[Opening Information shown section]
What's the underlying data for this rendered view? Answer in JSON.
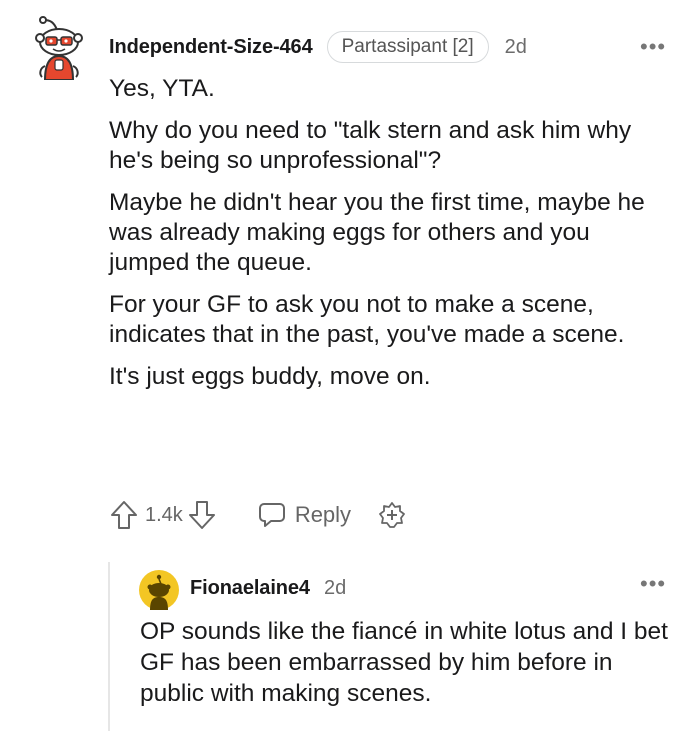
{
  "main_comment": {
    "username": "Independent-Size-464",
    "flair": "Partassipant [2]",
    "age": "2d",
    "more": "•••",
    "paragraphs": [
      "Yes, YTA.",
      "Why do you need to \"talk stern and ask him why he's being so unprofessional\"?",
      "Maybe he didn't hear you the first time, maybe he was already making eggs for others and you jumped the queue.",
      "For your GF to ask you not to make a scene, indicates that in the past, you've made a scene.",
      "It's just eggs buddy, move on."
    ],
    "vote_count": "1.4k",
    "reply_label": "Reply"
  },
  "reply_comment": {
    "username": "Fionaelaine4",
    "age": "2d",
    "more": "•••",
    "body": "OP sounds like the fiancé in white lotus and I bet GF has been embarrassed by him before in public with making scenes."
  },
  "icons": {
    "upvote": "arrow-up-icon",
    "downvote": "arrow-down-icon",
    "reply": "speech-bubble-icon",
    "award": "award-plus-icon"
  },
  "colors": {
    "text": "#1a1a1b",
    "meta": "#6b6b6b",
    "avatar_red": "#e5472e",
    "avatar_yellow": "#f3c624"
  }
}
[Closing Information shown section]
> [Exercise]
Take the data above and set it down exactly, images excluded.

> [Result for this task]
What's the underlying data for this rendered view? Answer in JSON.
{
  "main_comment": {
    "username": "Independent-Size-464",
    "flair": "Partassipant [2]",
    "age": "2d",
    "more": "•••",
    "paragraphs": [
      "Yes, YTA.",
      "Why do you need to \"talk stern and ask him why he's being so unprofessional\"?",
      "Maybe he didn't hear you the first time, maybe he was already making eggs for others and you jumped the queue.",
      "For your GF to ask you not to make a scene, indicates that in the past, you've made a scene.",
      "It's just eggs buddy, move on."
    ],
    "vote_count": "1.4k",
    "reply_label": "Reply"
  },
  "reply_comment": {
    "username": "Fionaelaine4",
    "age": "2d",
    "more": "•••",
    "body": "OP sounds like the fiancé in white lotus and I bet GF has been embarrassed by him before in public with making scenes."
  },
  "icons": {
    "upvote": "arrow-up-icon",
    "downvote": "arrow-down-icon",
    "reply": "speech-bubble-icon",
    "award": "award-plus-icon"
  },
  "colors": {
    "text": "#1a1a1b",
    "meta": "#6b6b6b",
    "avatar_red": "#e5472e",
    "avatar_yellow": "#f3c624"
  }
}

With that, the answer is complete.